I ultimately decided on guava bread, which truth be told is more like a cake than bread. But this is the story with banana bread and muffins, so it’s okay right? I am also happy to report that those of you who live above a certain latitude will be able to make this bread as it contains guava preserves and no fresh guava. I know many of the ingredients I have been using lately are likely impossible to find for some of you and for that, I apologize. We are lucky enough to have fresh guavas here in Los Angeles, but they are generally the less flavorful, green skinned, white flesh variety which are not nearly as good as strawberry guavas.
2 1/2 c unbleached all purpose flour
1 tsp cinnamon
1 tsp Hawaiian sea salt
1 tsp baking soda
1/2 tsp baking powder
1/2 c heaping unbleached cane sugar
3 tsp Ener-G egg replacer, dry
3/4 c coconut oil, melted
2 c guava jam, heated for 20-30 seconds to make it a bit more pliable. I used this brand.

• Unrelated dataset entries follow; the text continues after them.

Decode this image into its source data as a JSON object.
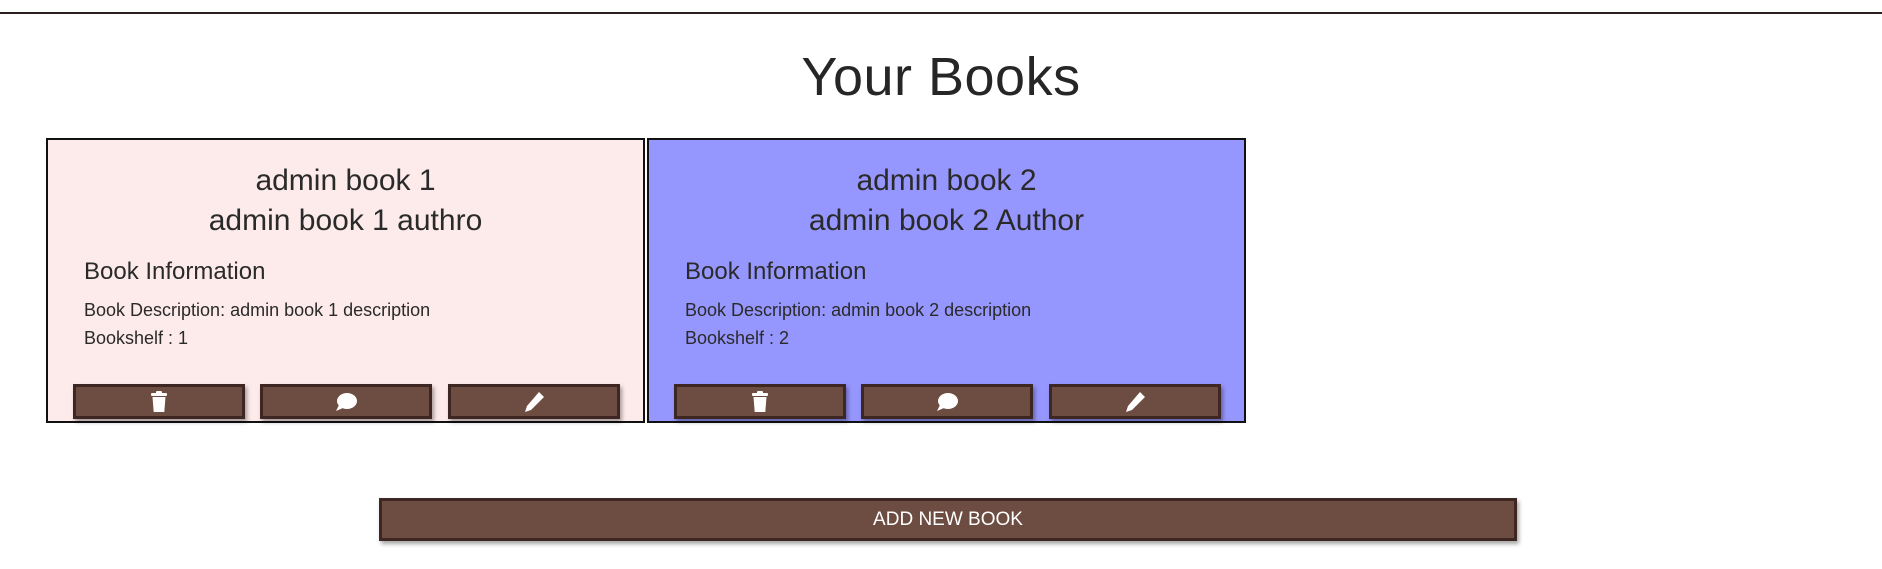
{
  "page": {
    "title": "Your Books"
  },
  "books": [
    {
      "title": "admin book 1",
      "author": "admin book 1 authro",
      "info_heading": "Book Information",
      "description": "Book Description: admin book 1 description",
      "bookshelf": "Bookshelf : 1",
      "bg_color": "#fdeaea"
    },
    {
      "title": "admin book 2",
      "author": "admin book 2 Author",
      "info_heading": "Book Information",
      "description": "Book Description: admin book 2 description",
      "bookshelf": "Bookshelf : 2",
      "bg_color": "#9696ff"
    }
  ],
  "card_actions": [
    "trash-icon",
    "comment-icon",
    "pencil-icon"
  ],
  "add_button": {
    "label": "ADD NEW BOOK"
  },
  "colors": {
    "button": "#6d4c41",
    "button_border": "#3e2723"
  }
}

Preheat oven to 350°F. Grease a 9 or 10″ loaf pan or a mini loaf tray. Mix all of the dry ingredients together in a big mixing bowl. Create a well in the center of the dry ingredients and add the melted coconut oil and the guava jam. Mix everything together being careful not to over-mix. Scrape the batter into the prepared loaf pan or mini loaf pan and bake for around 60-70 minutes for a large loaf. Mini loaves will take less time, so make sure to keep an eye on the minis if you decide to go that route. Do a toothpick test for doneness around 60 min. If the loaf isn’t cooked through yet, bake for an additional 5- 10 minutes, checking on progress to make sure the loaf doesn’t burn. This bread is deliciously moist and sweet, with a strong guava flavor.